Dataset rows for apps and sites
········
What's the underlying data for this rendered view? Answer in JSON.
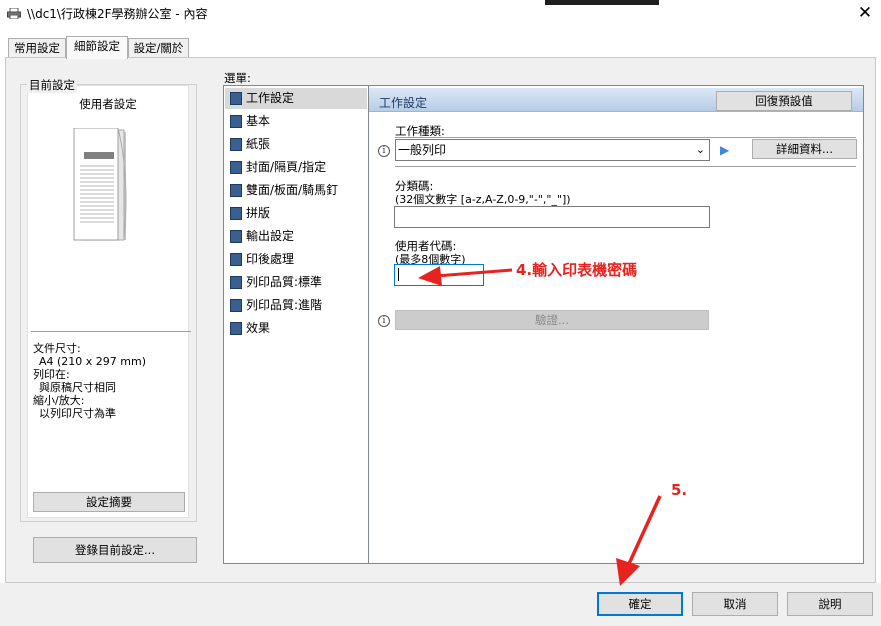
{
  "window": {
    "title": "\\\\dc1\\行政棟2F學務辦公室 - 內容",
    "close_glyph": "✕"
  },
  "tabs": [
    {
      "label": "常用設定"
    },
    {
      "label": "細節設定"
    },
    {
      "label": "設定/關於"
    }
  ],
  "current_settings": {
    "legend": "目前設定",
    "preview_title": "使用者設定",
    "info": {
      "paper_size_label": "文件尺寸:",
      "paper_size_value": "A4 (210 x 297 mm)",
      "print_on_label": "列印在:",
      "print_on_value": "與原稿尺寸相同",
      "zoom_label": "縮小/放大:",
      "zoom_value": "以列印尺寸為準"
    },
    "summary_button": "設定摘要",
    "register_button": "登錄目前設定..."
  },
  "menu": {
    "label": "選單:",
    "items": [
      {
        "label": "工作設定"
      },
      {
        "label": "基本"
      },
      {
        "label": "紙張"
      },
      {
        "label": "封面/隔頁/指定"
      },
      {
        "label": "雙面/板面/騎馬釘"
      },
      {
        "label": "拼版"
      },
      {
        "label": "輸出設定"
      },
      {
        "label": "印後處理"
      },
      {
        "label": "列印品質:標準"
      },
      {
        "label": "列印品質:進階"
      },
      {
        "label": "效果"
      }
    ]
  },
  "job_panel": {
    "title": "工作設定",
    "restore_button": "回復預設值",
    "job_type_label": "工作種類:",
    "job_type_value": "一般列印",
    "details_button": "詳細資料...",
    "classification_label": "分類碼:",
    "classification_hint": "(32個文數字 [a-z,A-Z,0-9,\"-\",\"_\"])",
    "classification_value": "",
    "user_code_label": "使用者代碼:",
    "user_code_hint": "(最多8個數字)",
    "user_code_value": "",
    "verify_button": "驗證..."
  },
  "annotations": {
    "step4": "4.輸入印表機密碼",
    "step5": "5.",
    "color": "#e8231f"
  },
  "footer": {
    "ok_button": "確定",
    "cancel_button": "取消",
    "help_button": "說明"
  },
  "icons": {
    "title_icon": "printer-icon",
    "info_icon": "info-icon",
    "play_icon": "play-icon",
    "dropdown_icon": "chevron-down-icon"
  }
}
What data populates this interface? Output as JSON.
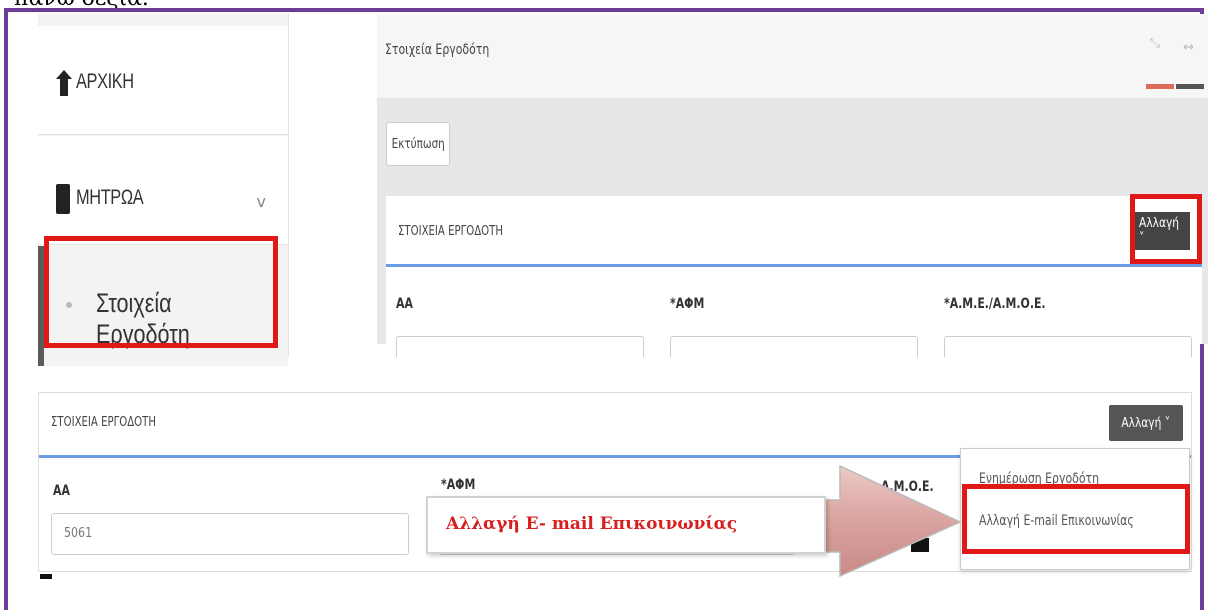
{
  "page": {
    "top_text": "πάνω δεξιά."
  },
  "sidebar": {
    "home_label": "ΑΡΧΙΚΗ",
    "registry_label": "ΜΗΤΡΩΑ",
    "registry_chevron": "v",
    "sub_item_label": "Στοιχεία Εργοδότη"
  },
  "panel_top": {
    "title": "Στοιχεία Εργοδότη",
    "print_label": "Εκτύπωση",
    "card_title": "ΣΤΟΙΧΕΙΑ ΕΡΓΟΔΟΤΗ",
    "change_label": "Αλλαγή ˅",
    "fields": [
      "ΑΑ",
      "*ΑΦΜ",
      "*Α.Μ.Ε./Α.Μ.Ο.Ε."
    ]
  },
  "panel_bottom": {
    "card_title": "ΣΤΟΙΧΕΙΑ ΕΡΓΟΔΟΤΗ",
    "change_label": "Αλλαγή ˅",
    "field_aa_label": "ΑΑ",
    "field_aa_value": "5061",
    "field_afm_label": "*ΑΦΜ",
    "field_ame_label": "Α.Μ.Ο.Ε."
  },
  "dropdown_menu": {
    "items": [
      "Ενημέρωση Εργοδότη",
      "Αλλαγή E-mail Επικοινωνίας"
    ]
  },
  "callout": {
    "text": "Αλλαγή E- mail Επικοινωνίας"
  },
  "colors": {
    "frame": "#6b3c98",
    "highlight": "#e01818",
    "callout_text": "#d71f1f",
    "accent_line": "#6a9be8",
    "arrow_fill": "#d9a3a0"
  }
}
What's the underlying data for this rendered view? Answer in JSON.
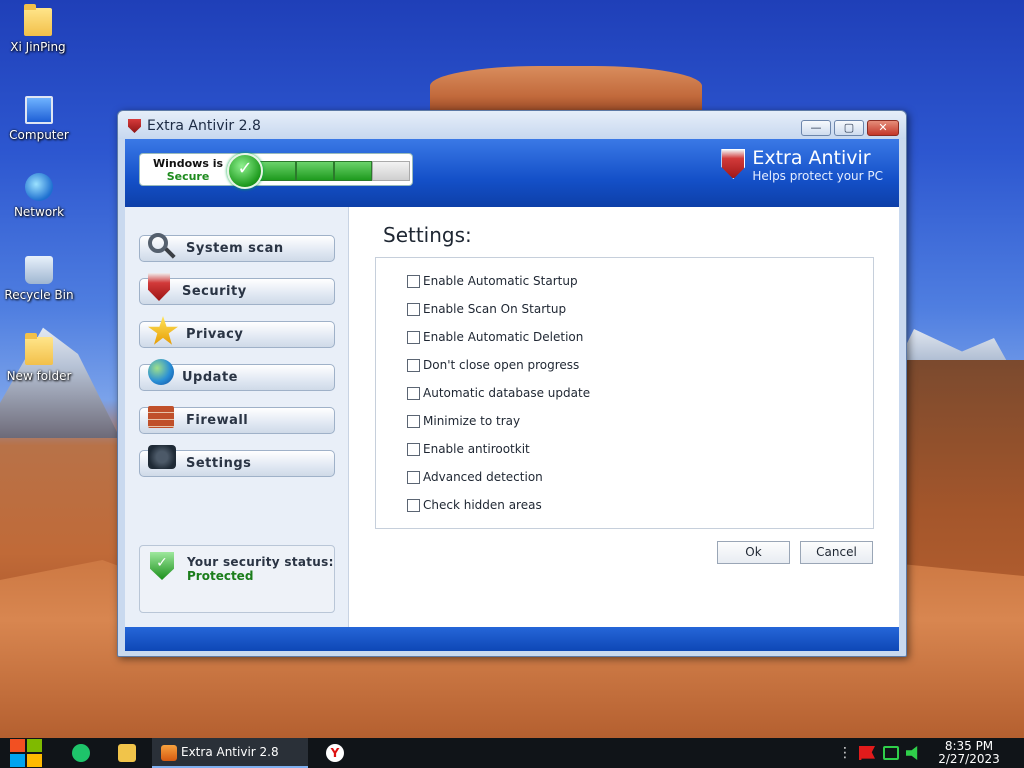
{
  "desktop": {
    "icons": [
      {
        "label": "Xi JinPing"
      },
      {
        "label": "Computer"
      },
      {
        "label": "Network"
      },
      {
        "label": "Recycle Bin"
      },
      {
        "label": "New folder"
      }
    ]
  },
  "window": {
    "title": "Extra Antivir 2.8",
    "header": {
      "status_line1": "Windows is",
      "status_line2": "Secure",
      "brand_name": "Extra Antivir",
      "brand_tagline": "Helps protect your PC"
    },
    "sidebar": {
      "items": [
        {
          "label": "System scan",
          "icon": "magnifier-icon"
        },
        {
          "label": "Security",
          "icon": "shield-icon"
        },
        {
          "label": "Privacy",
          "icon": "star-icon"
        },
        {
          "label": "Update",
          "icon": "globe-icon"
        },
        {
          "label": "Firewall",
          "icon": "firewall-icon"
        },
        {
          "label": "Settings",
          "icon": "settings-icon"
        }
      ],
      "security_status_label": "Your security status:",
      "security_status_value": "Protected"
    },
    "settings": {
      "title": "Settings:",
      "options": [
        {
          "label": "Enable Automatic Startup",
          "checked": false
        },
        {
          "label": "Enable Scan On Startup",
          "checked": false
        },
        {
          "label": "Enable Automatic Deletion",
          "checked": false
        },
        {
          "label": "Don't close open progress",
          "checked": false
        },
        {
          "label": "Automatic database update",
          "checked": false
        },
        {
          "label": "Minimize to tray",
          "checked": false
        },
        {
          "label": "Enable antirootkit",
          "checked": false
        },
        {
          "label": "Advanced detection",
          "checked": false
        },
        {
          "label": "Check hidden areas",
          "checked": false
        }
      ],
      "ok_label": "Ok",
      "cancel_label": "Cancel"
    }
  },
  "taskbar": {
    "active_task": "Extra Antivir 2.8",
    "time": "8:35 PM",
    "date": "2/27/2023"
  },
  "colors": {
    "header_blue": "#1450c8",
    "secure_green": "#1c8a1c"
  }
}
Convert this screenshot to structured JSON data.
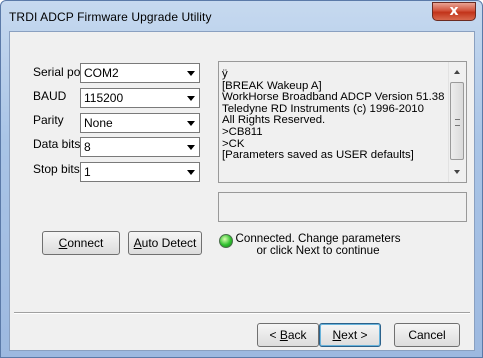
{
  "window": {
    "title": "TRDI ADCP Firmware Upgrade Utility",
    "close_glyph": "x"
  },
  "form": {
    "serial_port": {
      "label": "Serial port",
      "value": "COM2"
    },
    "baud": {
      "label": "BAUD",
      "value": "115200"
    },
    "parity": {
      "label": "Parity",
      "value": "None"
    },
    "data_bits": {
      "label": "Data bits",
      "value": "8"
    },
    "stop_bits": {
      "label": "Stop bits",
      "value": "1"
    }
  },
  "buttons": {
    "connect": {
      "mnemonic": "C",
      "rest": "onnect"
    },
    "auto_detect": {
      "mnemonic": "A",
      "rest": "uto Detect"
    },
    "back": {
      "prefix": "< ",
      "mnemonic": "B",
      "rest": "ack"
    },
    "next": {
      "mnemonic": "N",
      "rest": "ext >"
    },
    "cancel": {
      "label": "Cancel"
    }
  },
  "log": {
    "lines": [
      "ÿ",
      "[BREAK Wakeup A]",
      "WorkHorse Broadband ADCP Version 51.38",
      "Teledyne RD Instruments (c) 1996-2010",
      "All Rights Reserved.",
      ">CB811",
      ">CK",
      "[Parameters saved as USER defaults]"
    ]
  },
  "status": {
    "message_line1": "Connected. Change parameters",
    "message_line2": "or click Next to continue",
    "led_color": "#2fc12f"
  }
}
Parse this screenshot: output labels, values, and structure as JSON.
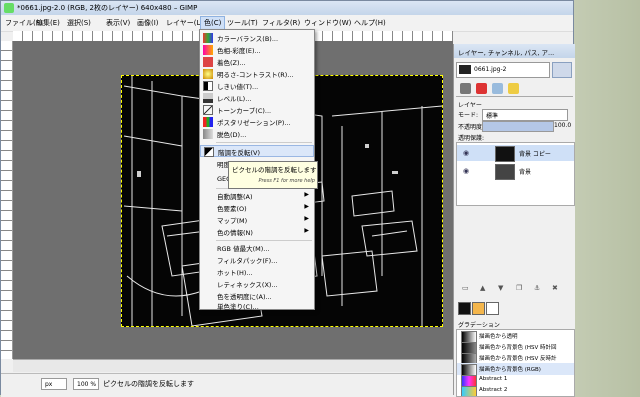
{
  "window": {
    "title": "*0661.jpg-2.0 (RGB, 2枚のレイヤー) 640x480 – GIMP"
  },
  "menubar": {
    "items": [
      "ファイル(F)",
      "編集(E)",
      "選択(S)",
      "表示(V)",
      "画像(I)",
      "レイヤー(L)",
      "色(C)",
      "ツール(T)",
      "フィルタ(R)",
      "ウィンドウ(W)",
      "ヘルプ(H)"
    ]
  },
  "color_menu": {
    "items": [
      "カラーバランス(B)...",
      "色相-彩度(E)...",
      "着色(Z)...",
      "明るさ-コントラスト(R)...",
      "しきい値(T)...",
      "レベル(L)...",
      "トーンカーブ(C)...",
      "ポスタリゼーション(P)...",
      "脱色(D)...",
      "階調を反転(V)",
      "明度",
      "GEG",
      "自動調整(A)",
      "色要素(O)",
      "マップ(M)",
      "色の情報(N)",
      "RGB 値最大(M)...",
      "フィルタパック(F)...",
      "ホット(H)...",
      "レティネックス(X)...",
      "色を透明度に(A)...",
      "単色塗り(C)..."
    ]
  },
  "tooltip": {
    "text": "ピクセルの階調を反転します",
    "hint": "Press F1 for more help"
  },
  "status": {
    "unit": "px",
    "zoom": "100 %",
    "message": "ピクセルの階調を反転します"
  },
  "dock": {
    "title": "レイヤー, チャンネル, パス, ア...",
    "image_selector": "0661.jpg-2",
    "section_label": "レイヤー",
    "mode_label": "モード:",
    "mode_value": "標準",
    "opacity_label": "不透明度",
    "opacity_value": "100.0",
    "lock_label": "透明保護:",
    "layers": [
      "背景 コピー",
      "背景"
    ],
    "gradient_label": "グラデーション",
    "gradients": [
      "描画色から透明",
      "描画色から背景色 (HSV 時計回",
      "描画色から背景色 (HSV 反時計",
      "描画色から背景色 (RGB)",
      "Abstract 1",
      "Abstract 2"
    ]
  },
  "colors": {
    "accent": "#cfe0f7",
    "menu_highlight": "#dbe7f9",
    "tooltip_bg": "#ffffe1"
  }
}
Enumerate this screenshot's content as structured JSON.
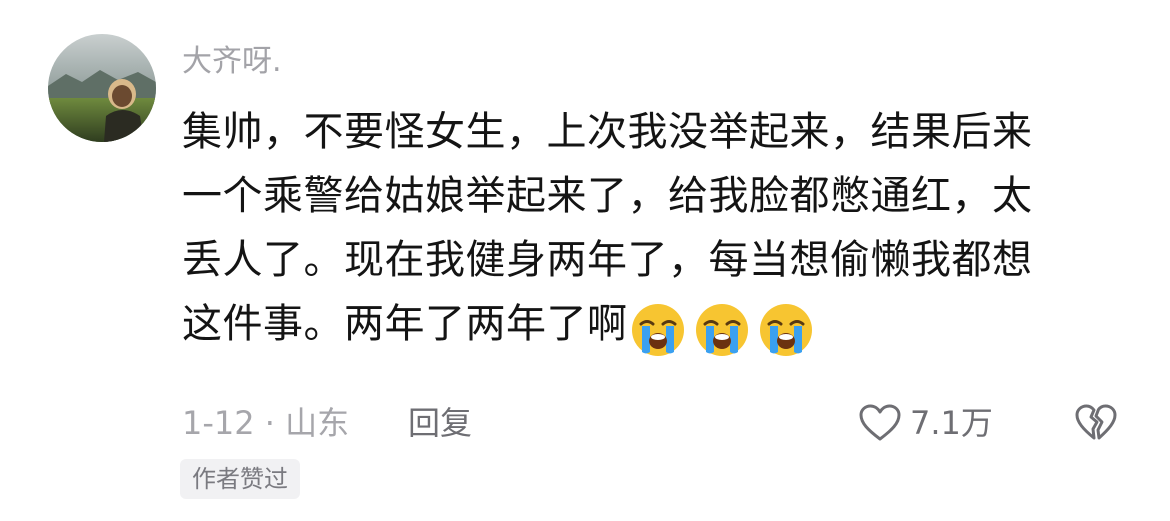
{
  "comment": {
    "username": "大齐呀.",
    "content_lines": [
      "集帅，不要怪女生，上次我没举起来，结果后来",
      "一个乘警给姑娘举起来了，给我脸都憋通红，太",
      "丢人了。现在我健身两年了，每当想偷懒我都想",
      "这件事。两年了两年了啊"
    ],
    "emojis": [
      "loudly-crying-face",
      "loudly-crying-face",
      "loudly-crying-face"
    ],
    "date_location": "1-12 · 山东",
    "reply_label": "回复",
    "like_count": "7.1万",
    "author_badge": "作者赞过"
  },
  "colors": {
    "username": "#a3a3a8",
    "content": "#141414",
    "meta": "#a6a6ab",
    "badge_bg": "#f1f1f3",
    "emoji_face": "#f7c531",
    "emoji_tears": "#3aa0f0"
  }
}
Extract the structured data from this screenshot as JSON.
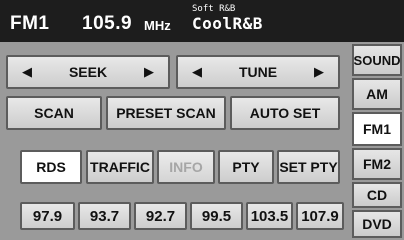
{
  "header": {
    "band": "FM1",
    "frequency": "105.9",
    "unit": "MHz",
    "pty_type": "Soft R&B",
    "station_name": "CoolR&B"
  },
  "controls": {
    "seek_label": "SEEK",
    "tune_label": "TUNE",
    "seek_left_icon": "◀",
    "seek_right_icon": "▶",
    "tune_left_icon": "◀",
    "tune_right_icon": "▶",
    "scan": "SCAN",
    "preset_scan": "PRESET SCAN",
    "auto_set": "AUTO SET",
    "rds": "RDS",
    "traffic": "TRAFFIC",
    "info": "INFO",
    "pty": "PTY",
    "set_pty": "SET PTY"
  },
  "presets": [
    "97.9",
    "93.7",
    "92.7",
    "99.5",
    "103.5",
    "107.9"
  ],
  "source_menu": {
    "sound": "SOUND",
    "am": "AM",
    "fm1": "FM1",
    "fm2": "FM2",
    "cd": "CD",
    "dvd": "DVD",
    "selected": "FM1"
  },
  "colors": {
    "header_bg": "#1d1d1d",
    "panel_bg": "#9a9a9a",
    "button_bg": "#d8d8d8",
    "button_active_bg": "#ffffff",
    "disabled_text": "#a6a6a6"
  }
}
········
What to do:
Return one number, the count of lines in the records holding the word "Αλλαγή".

Exercise response:
4